The First Attack On The Independents: Albanese Hobbles The Crossbench
It did not take long for the new Australian Labor government to flex its muscle foolishly in response to the large crossbench of independents and small party members of Parliament. Despite promising a new age of transparency and accountability after the election of May 21, one of the first notable acts of the Albanese government was to attack the very people who gave voice to that movement. Dangerously, old party rule, however slim, is again found boneheaded and wanting... More>>


Binoy Kampmark: Predictable Monstrosities: Priti Patel Approves Assange’s Extradition
The only shock about the UK Home Secretary’s decision regarding Julian Assange was that it did not come sooner. In April, Chief Magistrate Senior District Judge Paul Goldspring expressed the view that he was “duty-bound” to send the case to Priti Patel to decide on whether to extradite the WikiLeaks founder to the United States to face 18 charges, 17 grafted from the US Espionage Act of 1917... More>>


Dunne Speaks: Roe V. Wade Blindsides National

Momentum is everything in politics, but it is very fragile. There are times when unexpected actions can produce big shifts and changes in the political landscape. In 2017, for example, the Labour Party appeared headed for another hefty defeat in that year’s election until the abrupt decision of its then leader to step aside just weeks before the election. That decision changed the political landscape and set in train the events which led to Labour being anointed by New Zealand First to form a coalition government just a few weeks later... More>>

Digitl: Infrastructure Commission wants digital strategy
Earlier this month Te Waihanga, New Zealand’s infrastructure commission, tabled its first Infrastructure Strategy: Rautaki Hanganga o Aotearoa. Te Waihanga describes its document as a road map for a thriving New Zealand... More>>

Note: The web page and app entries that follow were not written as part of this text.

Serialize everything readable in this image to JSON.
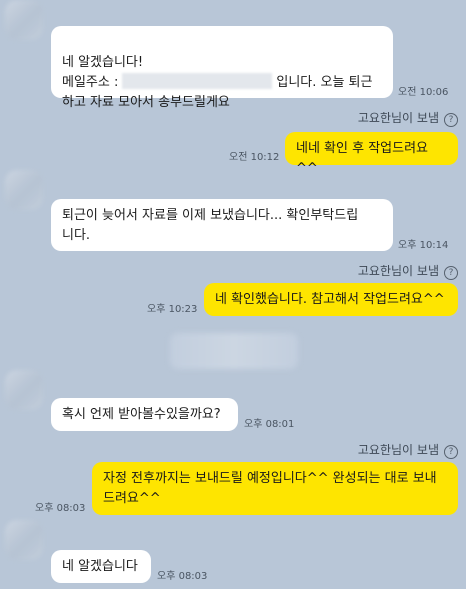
{
  "messages": [
    {
      "type": "in",
      "lines": [
        "네 알겠습니다!",
        "메일주소 :",
        "입니다. 오늘 퇴근",
        "하고 자료 모아서 송부드릴게요"
      ],
      "time": "오전 10:06"
    },
    {
      "type": "out",
      "sender": "고요한님이 보냄",
      "text": "네네 확인 후 작업드려요^^",
      "time": "오전 10:12"
    },
    {
      "type": "in",
      "text": "퇴근이 늦어서 자료를 이제 보냈습니다... 확인부탁드립\n니다.",
      "time": "오후 10:14"
    },
    {
      "type": "out",
      "sender": "고요한님이 보냄",
      "text": "네 확인했습니다. 참고해서 작업드려요^^",
      "time": "오후 10:23"
    },
    {
      "type": "in",
      "text": "혹시 언제 받아볼수있을까요?",
      "time": "오후 08:01"
    },
    {
      "type": "out",
      "sender": "고요한님이 보냄",
      "text": "자정 전후까지는 보내드릴 예정입니다^^ 완성되는 대로 보내\n드려요^^",
      "time": "오후 08:03"
    },
    {
      "type": "in",
      "text": "네 알겠습니다",
      "time": "오후 08:03"
    }
  ],
  "help_icon": "?",
  "icons": {
    "help": "question-circle-icon",
    "avatar": "blurred-avatar"
  },
  "colors": {
    "background": "#b8c6d7",
    "outgoing": "#fee500",
    "incoming": "#ffffff"
  }
}
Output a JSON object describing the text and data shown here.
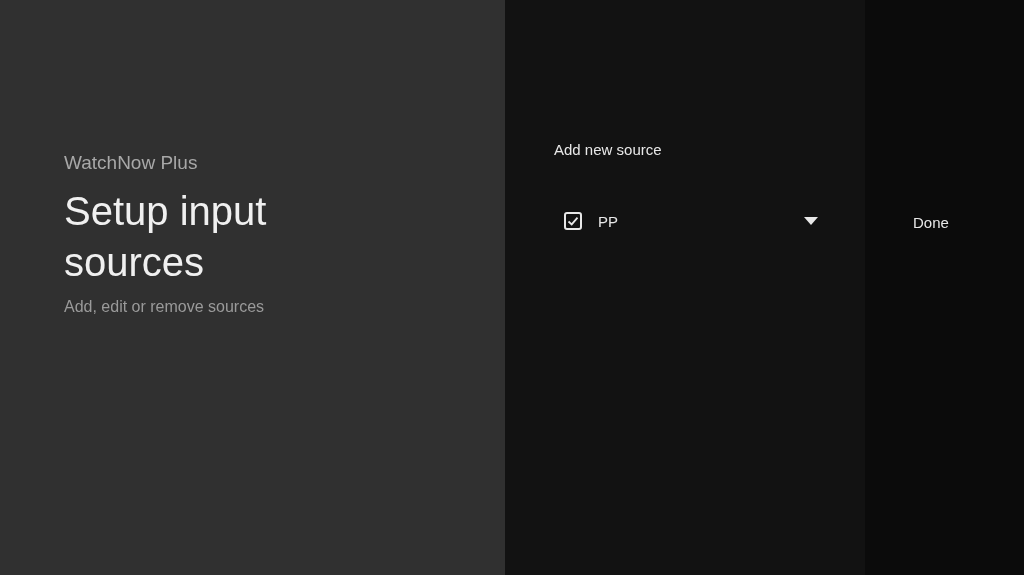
{
  "guidance": {
    "app_name": "WatchNow Plus",
    "title": "Setup input sources",
    "description": "Add, edit or remove sources"
  },
  "sources": {
    "header": "Add new source",
    "items": [
      {
        "label": "PP",
        "checked": true
      }
    ]
  },
  "actions": [
    {
      "label": "Done"
    }
  ]
}
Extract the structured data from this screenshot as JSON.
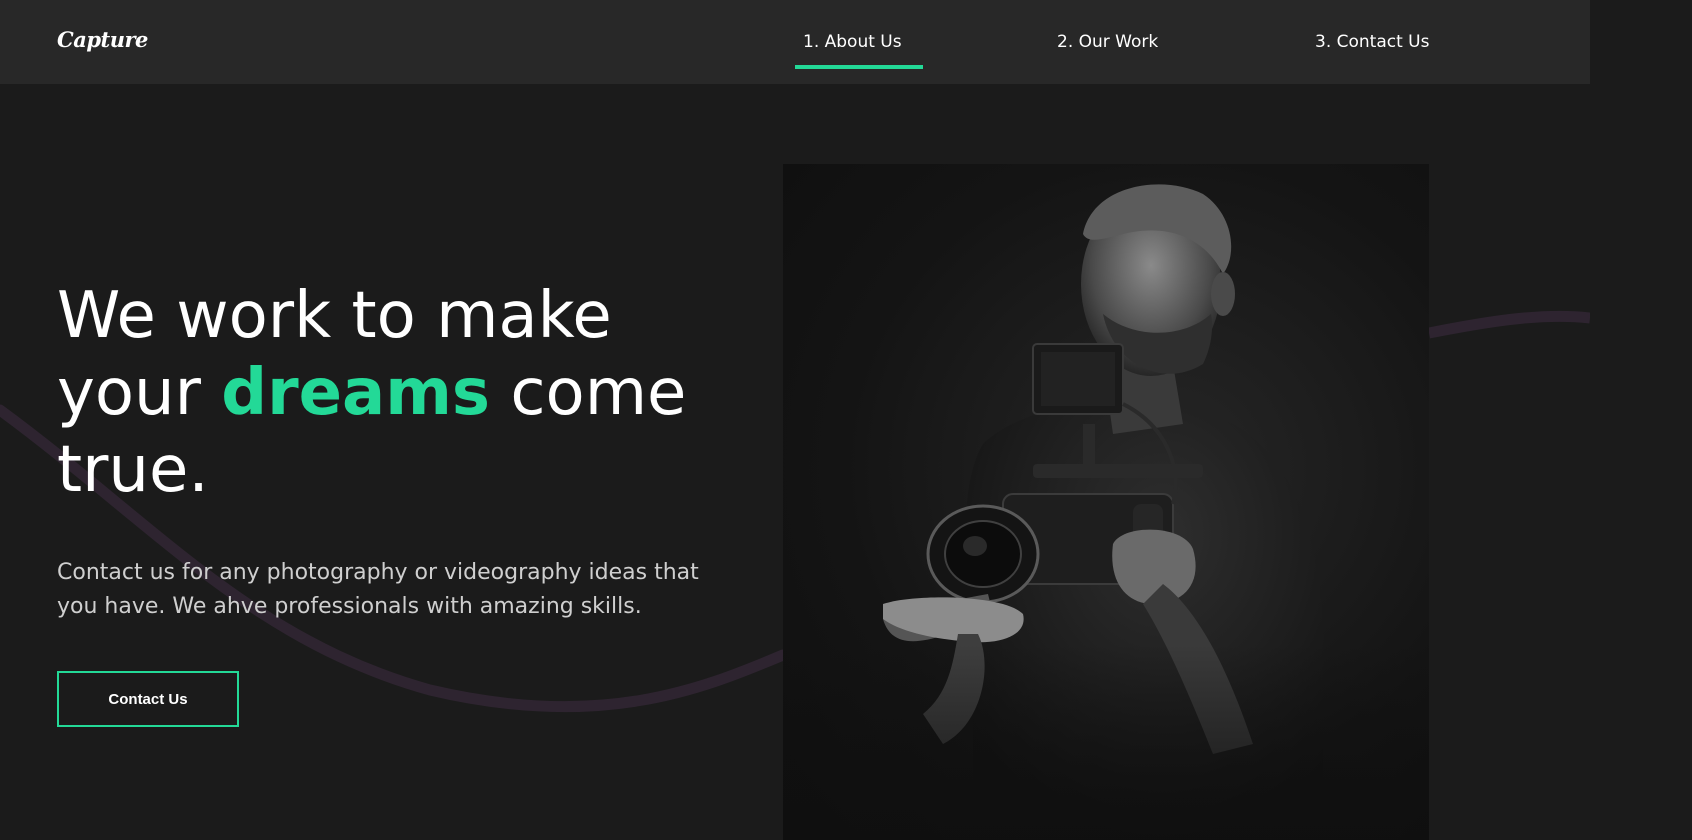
{
  "nav": {
    "logo": "Capture",
    "links": [
      {
        "label": "1. About Us",
        "active": true
      },
      {
        "label": "2. Our Work",
        "active": false
      },
      {
        "label": "3. Contact Us",
        "active": false
      }
    ]
  },
  "hero": {
    "title_line1": "We work to make",
    "title_line2_pre": "your ",
    "title_line2_accent": "dreams",
    "title_line2_post": " come",
    "title_line3": "true.",
    "description_line1": "Contact us for any photography or videography ideas that",
    "description_line2": "you have. We ahve professionals with amazing skills.",
    "cta_label": "Contact Us"
  },
  "colors": {
    "accent": "#23d997",
    "background": "#1b1b1b",
    "nav_background": "#282828",
    "wave": "#2e2430"
  },
  "image": {
    "subject": "videographer-with-camera-rig"
  }
}
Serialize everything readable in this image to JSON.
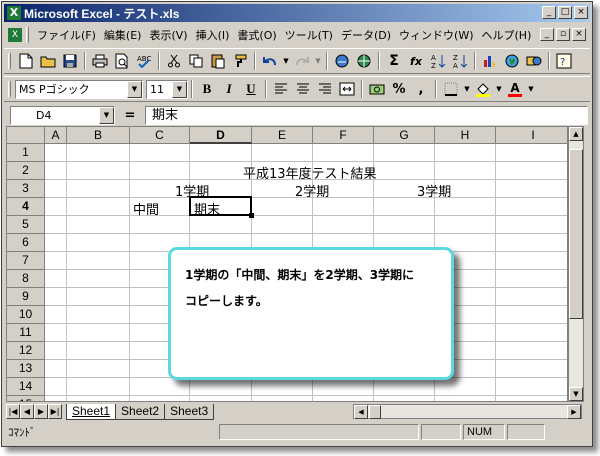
{
  "window": {
    "app_icon_text": "X",
    "title": "Microsoft Excel - テスト.xls",
    "controls": [
      "_",
      "□",
      "×"
    ]
  },
  "menubar": {
    "items": [
      "ファイル(F)",
      "編集(E)",
      "表示(V)",
      "挿入(I)",
      "書式(O)",
      "ツール(T)",
      "データ(D)",
      "ウィンドウ(W)",
      "ヘルプ(H)"
    ],
    "doc_controls": [
      "_",
      "▫",
      "×"
    ]
  },
  "toolbar": {
    "font_name": "MS Pゴシック",
    "font_size": "11",
    "bold": "B",
    "italic": "I",
    "underline": "U",
    "percent": "%",
    "comma": ",",
    "sigma": "Σ",
    "fx": "fx",
    "font_color_letter": "A"
  },
  "formula_bar": {
    "name_box": "D4",
    "equals": "=",
    "content": "期末"
  },
  "sheet": {
    "columns": [
      "A",
      "B",
      "C",
      "D",
      "E",
      "F",
      "G",
      "H",
      "I"
    ],
    "active_column": "D",
    "rows": [
      "1",
      "2",
      "3",
      "4",
      "5",
      "6",
      "7",
      "8",
      "9",
      "10",
      "11",
      "12",
      "13",
      "14",
      "15"
    ],
    "active_row": "4",
    "cells": {
      "title": "平成13年度テスト結果",
      "term1": "1学期",
      "term2": "2学期",
      "term3": "3学期",
      "midterm": "中間",
      "final": "期末"
    }
  },
  "tabs": [
    "Sheet1",
    "Sheet2",
    "Sheet3"
  ],
  "active_tab": "Sheet1",
  "status": {
    "mode": "ｺﾏﾝﾄﾞ",
    "num": "NUM"
  },
  "callout": {
    "line1": "1学期の「中間、期末」を2学期、3学期に",
    "line2": "コピーします。"
  }
}
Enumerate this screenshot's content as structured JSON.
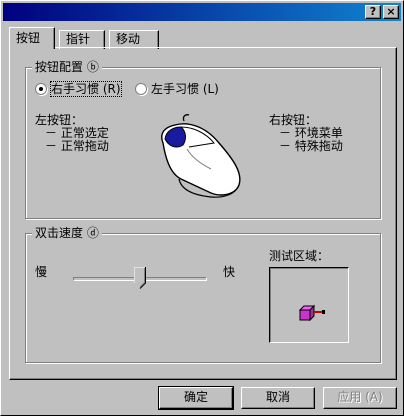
{
  "title_buttons": {
    "help": "?",
    "close": "×"
  },
  "tabs": [
    {
      "label": "按钮",
      "active": true
    },
    {
      "label": "指针",
      "active": false
    },
    {
      "label": "移动",
      "active": false
    }
  ],
  "button_config": {
    "group_title": "按钮配置 ⓑ",
    "right_handed_label": "右手习惯 (R)",
    "left_handed_label": "左手习惯 (L)",
    "selected": "right_handed",
    "left_button_title": "左按钮：",
    "left_button_items": [
      "－ 正常选定",
      "－ 正常拖动"
    ],
    "right_button_title": "右按钮：",
    "right_button_items": [
      "－ 环境菜单",
      "－ 特殊拖动"
    ]
  },
  "double_click": {
    "group_title": "双击速度 ⓓ",
    "slow_label": "慢",
    "fast_label": "快",
    "speed": 0.5,
    "test_area_label": "测试区域："
  },
  "buttons": {
    "ok": "确定",
    "cancel": "取消",
    "apply": "应用 (A)"
  },
  "colors": {
    "face": "#c0c0c0",
    "title_start": "#000080",
    "title_end": "#1084d0",
    "jack_box": "#cc33cc"
  }
}
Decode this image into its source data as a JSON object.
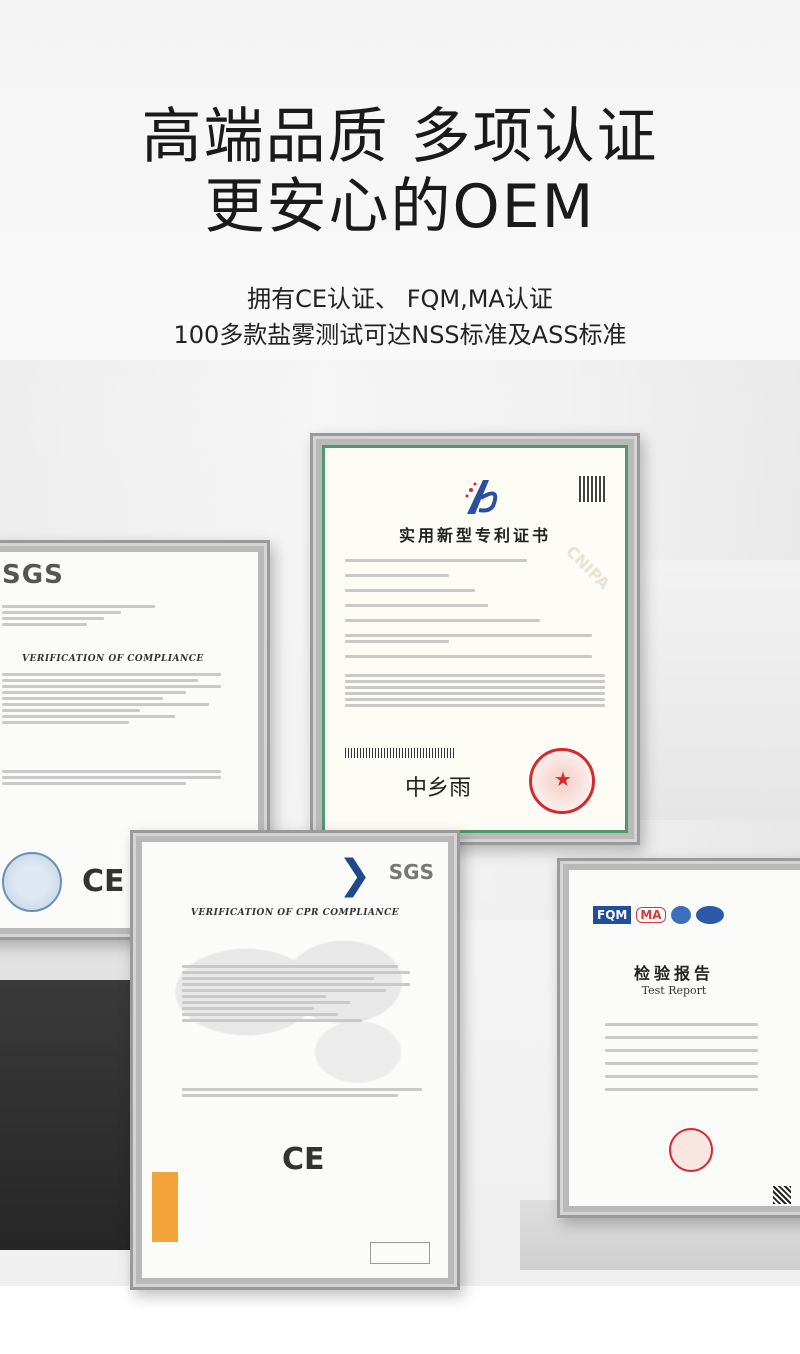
{
  "headline": {
    "line1": "高端品质 多项认证",
    "line2": "更安心的OEM"
  },
  "subline": {
    "line1": "拥有CE认证、 FQM,MA认证",
    "line2": "100多款盐雾测试可达NSS标准及ASS标准"
  },
  "certificates": {
    "sgs_compliance": {
      "brand": "SGS",
      "title": "VERIFICATION OF COMPLIANCE",
      "mark": "CE"
    },
    "cnipa_patent": {
      "title": "实用新型专利证书",
      "watermark": "CNIPA"
    },
    "sgs_cpr": {
      "brand": "SGS",
      "title": "VERIFICATION OF CPR COMPLIANCE",
      "mark": "CE"
    },
    "fqm_report": {
      "logo_fqm": "FQM",
      "logo_ma": "MA",
      "title_cn": "检验报告",
      "title_en": "Test Report"
    }
  },
  "colors": {
    "patent_border": "#4d9a6a",
    "seal_red": "#d62a2a",
    "fqm_blue": "#1f4e9c",
    "sgs_bird": "#21488a",
    "orange_block": "#f2a43b"
  }
}
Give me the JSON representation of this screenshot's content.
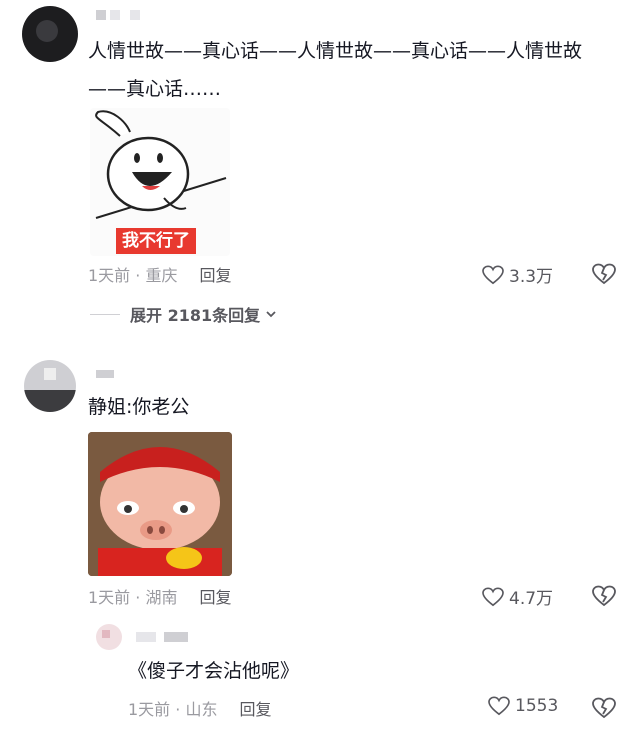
{
  "comments": [
    {
      "text": "人情世故——真心话——人情世故——真心话——人情世故——真心话……",
      "sticker_caption": "我不行了",
      "time_location": "1天前 · 重庆",
      "reply_label": "回复",
      "likes": "3.3万",
      "expand_label": "展开 2181条回复"
    },
    {
      "text": "静姐:你老公",
      "time_location": "1天前 · 湖南",
      "reply_label": "回复",
      "likes": "4.7万",
      "replies": [
        {
          "text": "《傻子才会沾他呢》",
          "time_location": "1天前 · 山东",
          "reply_label": "回复",
          "likes": "1553"
        }
      ]
    }
  ],
  "icons": {
    "like": "heart-outline-icon",
    "dislike": "broken-heart-icon",
    "expand": "chevron-down-icon"
  },
  "colors": {
    "sticker_caption_bg": "#e8392f",
    "meta_text": "#9a9aa0"
  }
}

Binoy Kampmark: Leaking For Roe V Wade
The US Supreme Court Chief Justice was furious. For the first time in history, the raw judicial process of one of the most powerful, and opaque arms of government, had been exposed via media – at least in preliminary form. It resembled, in no negligible way, the publication by WikiLeaks of various drafts of the Trans-Pacific Partnership... More>>